* Dealers see downside gold price risk
* Coming up: FOMC policy decision, 1815 GMT
* Dealers eye seasonal Indian demand before Diwali
(Adds trade comment, background, updates prices)
LONDON, Oct 24 (Reuters) - Gold rose on Wednesday along with stock markets, helped by well received data from China and an upbeat earnings report from Boeing, while dealers awaited a Federal Reserve policy statement later in the day.
The dollar index erased gains against a basket of currencies, relieving early pressure on gold.
Spot gold was up 0.1 percent at $1,709.60 an ounce at 1309 GMT, while U.S. gold futures for December delivery were up 60 cents an ounce at $1,710.
A Chinese survey of purchasing managers on Wednesday pointed to a modest recovery in October for the world's second-largest economy from the growth slowdown seen during the third quarter.
Pressure from falling stocks and a firmer dollar pushed gold prices to a seven-week low of $1,703.50 on Tuesday. It is still on track to decline in October for the first month in five.
Gold hit a 2012 high on Oct. 5 at $1,795.69 after the Federal Reserve unveiled a third round of quantitative easing measures to stimulate growth but lost momentum after failing to break the psychologically important $1,800 an ounce level.
It has come under pressure this week from a raft of disappointing corporate earnings statements.
``In the short term, the price risk is biased to the downside.

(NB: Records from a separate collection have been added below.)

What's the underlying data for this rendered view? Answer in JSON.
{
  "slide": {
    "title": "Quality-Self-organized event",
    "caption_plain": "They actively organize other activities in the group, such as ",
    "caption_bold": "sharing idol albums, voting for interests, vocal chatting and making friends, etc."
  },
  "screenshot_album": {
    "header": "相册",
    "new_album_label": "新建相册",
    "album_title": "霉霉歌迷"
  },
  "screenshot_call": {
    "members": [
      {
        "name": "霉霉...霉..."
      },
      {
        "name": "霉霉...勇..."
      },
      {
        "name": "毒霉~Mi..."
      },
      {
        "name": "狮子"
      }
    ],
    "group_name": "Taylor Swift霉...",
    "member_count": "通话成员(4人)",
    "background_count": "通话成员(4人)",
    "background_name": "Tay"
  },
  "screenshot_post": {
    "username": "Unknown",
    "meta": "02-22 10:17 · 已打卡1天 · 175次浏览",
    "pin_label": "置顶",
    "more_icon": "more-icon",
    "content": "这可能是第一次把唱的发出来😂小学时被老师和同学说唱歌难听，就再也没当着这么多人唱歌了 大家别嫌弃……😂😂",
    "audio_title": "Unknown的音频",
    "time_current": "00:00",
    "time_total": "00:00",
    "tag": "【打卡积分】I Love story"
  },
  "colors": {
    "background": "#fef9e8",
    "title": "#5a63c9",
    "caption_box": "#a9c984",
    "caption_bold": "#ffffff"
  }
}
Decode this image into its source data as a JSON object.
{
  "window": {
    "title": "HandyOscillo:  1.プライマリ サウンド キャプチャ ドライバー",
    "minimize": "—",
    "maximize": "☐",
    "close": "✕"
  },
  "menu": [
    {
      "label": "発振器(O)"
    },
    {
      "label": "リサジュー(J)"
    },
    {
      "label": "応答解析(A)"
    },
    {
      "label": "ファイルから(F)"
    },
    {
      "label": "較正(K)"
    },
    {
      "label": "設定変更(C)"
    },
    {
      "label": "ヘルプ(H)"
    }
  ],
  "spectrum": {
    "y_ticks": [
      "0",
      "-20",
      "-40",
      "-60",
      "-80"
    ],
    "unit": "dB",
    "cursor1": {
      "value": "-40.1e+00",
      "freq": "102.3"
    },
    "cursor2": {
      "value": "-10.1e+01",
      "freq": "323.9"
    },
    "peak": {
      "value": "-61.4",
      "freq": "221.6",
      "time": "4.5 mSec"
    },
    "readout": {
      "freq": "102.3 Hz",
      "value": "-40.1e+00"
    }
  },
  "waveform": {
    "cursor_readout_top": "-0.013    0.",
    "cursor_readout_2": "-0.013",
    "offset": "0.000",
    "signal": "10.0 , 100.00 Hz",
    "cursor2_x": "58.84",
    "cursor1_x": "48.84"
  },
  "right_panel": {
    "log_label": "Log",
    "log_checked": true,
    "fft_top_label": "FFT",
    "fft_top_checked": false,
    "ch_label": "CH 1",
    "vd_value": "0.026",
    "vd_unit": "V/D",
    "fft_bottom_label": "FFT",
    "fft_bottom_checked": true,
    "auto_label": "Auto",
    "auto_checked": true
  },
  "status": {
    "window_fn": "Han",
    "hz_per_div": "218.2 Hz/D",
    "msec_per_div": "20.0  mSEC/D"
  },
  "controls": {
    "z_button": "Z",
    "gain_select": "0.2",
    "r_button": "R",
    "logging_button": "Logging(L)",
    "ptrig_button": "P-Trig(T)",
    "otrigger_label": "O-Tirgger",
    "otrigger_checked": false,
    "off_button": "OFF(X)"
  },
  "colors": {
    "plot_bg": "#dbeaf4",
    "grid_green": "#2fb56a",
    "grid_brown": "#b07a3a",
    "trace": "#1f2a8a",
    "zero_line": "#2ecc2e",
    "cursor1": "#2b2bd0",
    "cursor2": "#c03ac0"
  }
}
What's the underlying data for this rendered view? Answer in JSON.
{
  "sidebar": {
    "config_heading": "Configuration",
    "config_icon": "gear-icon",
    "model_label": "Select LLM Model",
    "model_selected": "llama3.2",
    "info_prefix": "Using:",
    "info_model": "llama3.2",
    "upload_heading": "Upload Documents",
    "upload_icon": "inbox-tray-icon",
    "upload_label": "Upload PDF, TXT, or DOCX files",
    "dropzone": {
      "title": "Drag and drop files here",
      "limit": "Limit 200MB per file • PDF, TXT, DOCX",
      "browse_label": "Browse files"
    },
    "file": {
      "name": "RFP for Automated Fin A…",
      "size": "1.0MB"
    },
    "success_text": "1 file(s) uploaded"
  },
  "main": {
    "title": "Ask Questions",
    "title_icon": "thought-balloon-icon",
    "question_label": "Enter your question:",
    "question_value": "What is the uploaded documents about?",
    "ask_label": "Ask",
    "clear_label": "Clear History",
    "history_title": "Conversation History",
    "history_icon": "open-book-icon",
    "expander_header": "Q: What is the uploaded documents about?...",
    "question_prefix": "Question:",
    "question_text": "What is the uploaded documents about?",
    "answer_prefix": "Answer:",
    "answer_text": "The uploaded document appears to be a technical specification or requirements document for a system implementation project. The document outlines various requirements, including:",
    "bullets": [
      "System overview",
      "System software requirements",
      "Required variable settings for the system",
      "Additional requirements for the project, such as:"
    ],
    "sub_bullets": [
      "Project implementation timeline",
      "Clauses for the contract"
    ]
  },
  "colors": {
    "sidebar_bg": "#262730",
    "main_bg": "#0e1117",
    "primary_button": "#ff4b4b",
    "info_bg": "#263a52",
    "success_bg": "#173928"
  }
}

There is a risk that corporate earnings reports are perceived with disappointment,'' said Peter Fertig, consultant with Quantitative Commodity Research, referring to several recent disappointing bellwether results.
``Weakness in stock markets is being translated into precious metals markets. A major support level is coming in around the $1,685 area,'' Fertig added.
On Wednesday Boeing Co posted stronger-than-expected earnings for the third quarter and raised its forecast for the full year. U.S. stocks opened higher after the Dow suffered its biggest drop in four months the previous day on weak results from DuPont and United Technologies.
Investors awaited the outcome on Wednesday of a two-day Federal Reserve meeting in Washington. While the Fed is not expected to add to last month's stimulus pledge, its comments will be closely watched for clues on policy direction.
Another focus was the potential impact of the Nov. 6 U.S. presidential election, with some seeing a Mitt Romney victory as signalling an earlier exit from the Fed's money-printing strategy and a lower gold price.
Dealers also sought to assess the level of demand for gold from top consumer India, particularly during its festival season which peaks with Diwali next month. A strengthening rupee could lead to a pick-up in gold demand after a subdued year so far.
``In a weak economy, the weak rupee had dampened demand,'' Natixis analyst Nic Brown said.
From a technical perspective, analysts who study past price patterns for clues on the next direction of trade flag up support at the psychological level of $1,700 an ounce.
``The next level of support after that is $1,660 an ounce, which coincides with gold prices before Fed Chairmen Ben Bernanke's speech on economic policy at a Jackson Hole, Wyoming, summit on 31 August,'' HSBC said in a note.
``We continue to see modest pressure on gold prices in the near term, barring any surprise announcements by the FOMC for additional monetary easing policies.''
In South Africa, which has been hit by a wave of violence linked to labour unrest this year, AngloGold Ashanti said it would sack 12,000 wildcat strikers who ignored a deadline to return to work.
It was only the latest company to resort to mass firings. Gold Fields said late on Tuesday it had sacked 8,500 wildcat strikers after they ignored an ultimatum to return to work or face dismissal.
Silver was up 0.7 percent at $31.84 an ounce, while spot platinum was up 0.4 percent at $1,574.75 an ounce and palladium was up 0.9 percent at $596.47 an ounce.
Palladium outperformed platinum after falling nearly 5 percent on Tuesday, posting its biggest one-day price drop since March, though it remained near two-month lows.
(Editing by Jane Baird)